How many lines of these entries include the string "problems"? State the number alone.

----------

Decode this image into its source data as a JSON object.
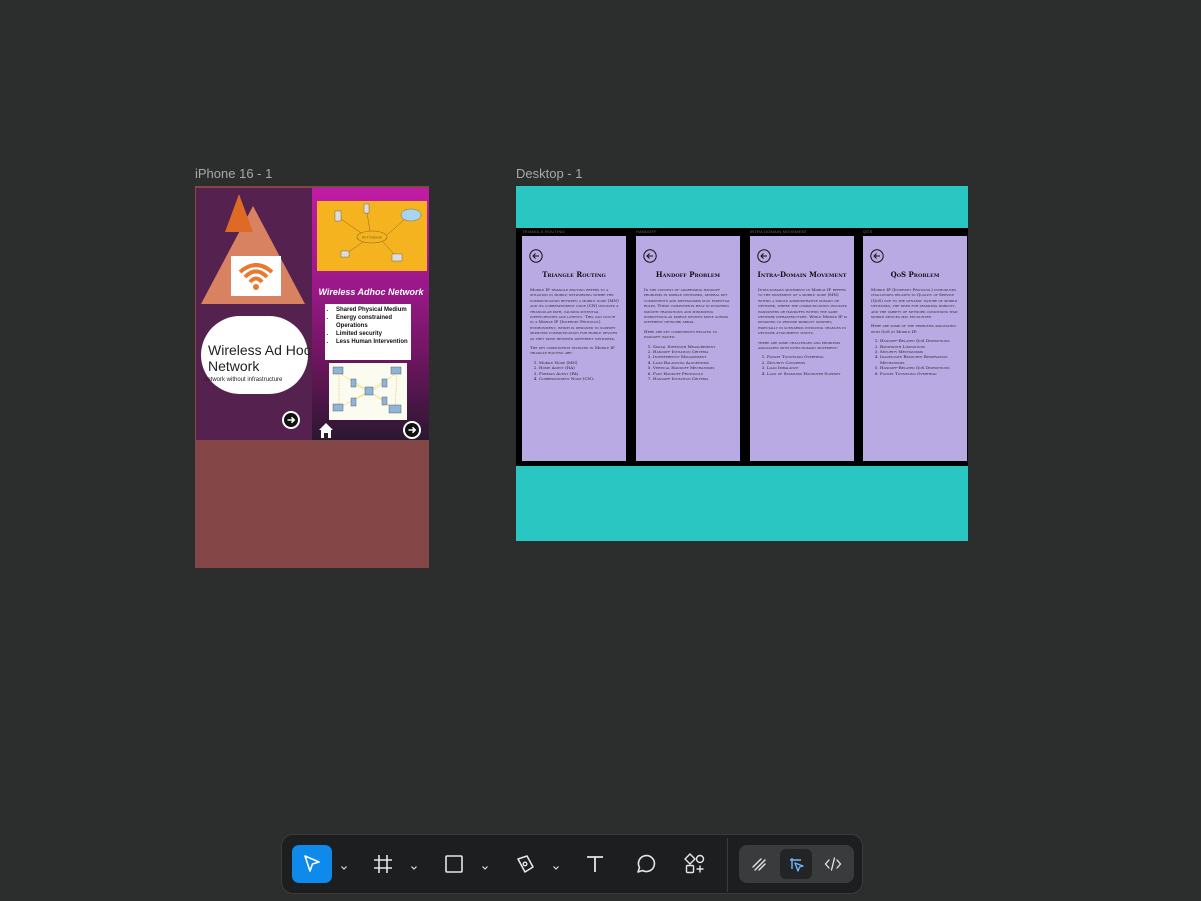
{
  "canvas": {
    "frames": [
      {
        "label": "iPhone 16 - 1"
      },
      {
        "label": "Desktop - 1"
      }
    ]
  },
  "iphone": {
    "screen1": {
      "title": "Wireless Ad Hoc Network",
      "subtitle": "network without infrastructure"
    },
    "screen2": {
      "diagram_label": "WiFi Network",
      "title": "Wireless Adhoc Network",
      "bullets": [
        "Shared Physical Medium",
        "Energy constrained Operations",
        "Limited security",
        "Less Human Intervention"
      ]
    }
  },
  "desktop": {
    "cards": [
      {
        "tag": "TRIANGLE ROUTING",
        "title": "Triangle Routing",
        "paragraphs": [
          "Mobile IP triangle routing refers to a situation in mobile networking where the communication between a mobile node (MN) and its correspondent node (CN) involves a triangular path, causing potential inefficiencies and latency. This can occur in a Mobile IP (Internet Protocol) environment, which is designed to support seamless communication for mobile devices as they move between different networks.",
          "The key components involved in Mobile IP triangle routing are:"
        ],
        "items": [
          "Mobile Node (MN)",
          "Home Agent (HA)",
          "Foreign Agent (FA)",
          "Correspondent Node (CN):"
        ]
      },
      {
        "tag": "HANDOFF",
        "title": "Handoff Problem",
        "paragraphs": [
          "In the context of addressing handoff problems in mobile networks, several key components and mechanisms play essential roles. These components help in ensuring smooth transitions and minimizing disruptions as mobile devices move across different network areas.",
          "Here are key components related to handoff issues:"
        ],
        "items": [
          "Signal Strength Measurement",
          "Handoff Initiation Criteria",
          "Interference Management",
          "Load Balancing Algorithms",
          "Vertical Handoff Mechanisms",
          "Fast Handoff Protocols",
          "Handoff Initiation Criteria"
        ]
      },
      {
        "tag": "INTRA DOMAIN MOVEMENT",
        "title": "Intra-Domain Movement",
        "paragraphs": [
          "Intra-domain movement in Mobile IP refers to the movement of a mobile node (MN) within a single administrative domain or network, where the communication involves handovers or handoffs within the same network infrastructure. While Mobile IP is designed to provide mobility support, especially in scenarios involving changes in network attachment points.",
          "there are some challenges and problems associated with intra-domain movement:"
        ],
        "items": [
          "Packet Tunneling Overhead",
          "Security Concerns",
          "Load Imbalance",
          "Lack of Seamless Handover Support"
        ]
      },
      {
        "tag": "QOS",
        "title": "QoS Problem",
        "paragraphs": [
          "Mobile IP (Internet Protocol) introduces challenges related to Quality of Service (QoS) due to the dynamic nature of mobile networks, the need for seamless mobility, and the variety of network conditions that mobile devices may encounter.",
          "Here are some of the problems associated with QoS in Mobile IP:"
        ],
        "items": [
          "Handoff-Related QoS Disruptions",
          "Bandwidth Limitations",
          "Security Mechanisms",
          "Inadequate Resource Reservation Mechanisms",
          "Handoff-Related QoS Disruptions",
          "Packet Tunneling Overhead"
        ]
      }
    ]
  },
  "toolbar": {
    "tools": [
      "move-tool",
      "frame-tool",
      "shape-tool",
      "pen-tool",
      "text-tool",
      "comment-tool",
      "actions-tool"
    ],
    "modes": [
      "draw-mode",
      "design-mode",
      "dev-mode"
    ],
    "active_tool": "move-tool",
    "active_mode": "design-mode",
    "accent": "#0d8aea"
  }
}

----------

WRITTEN REPLY: 3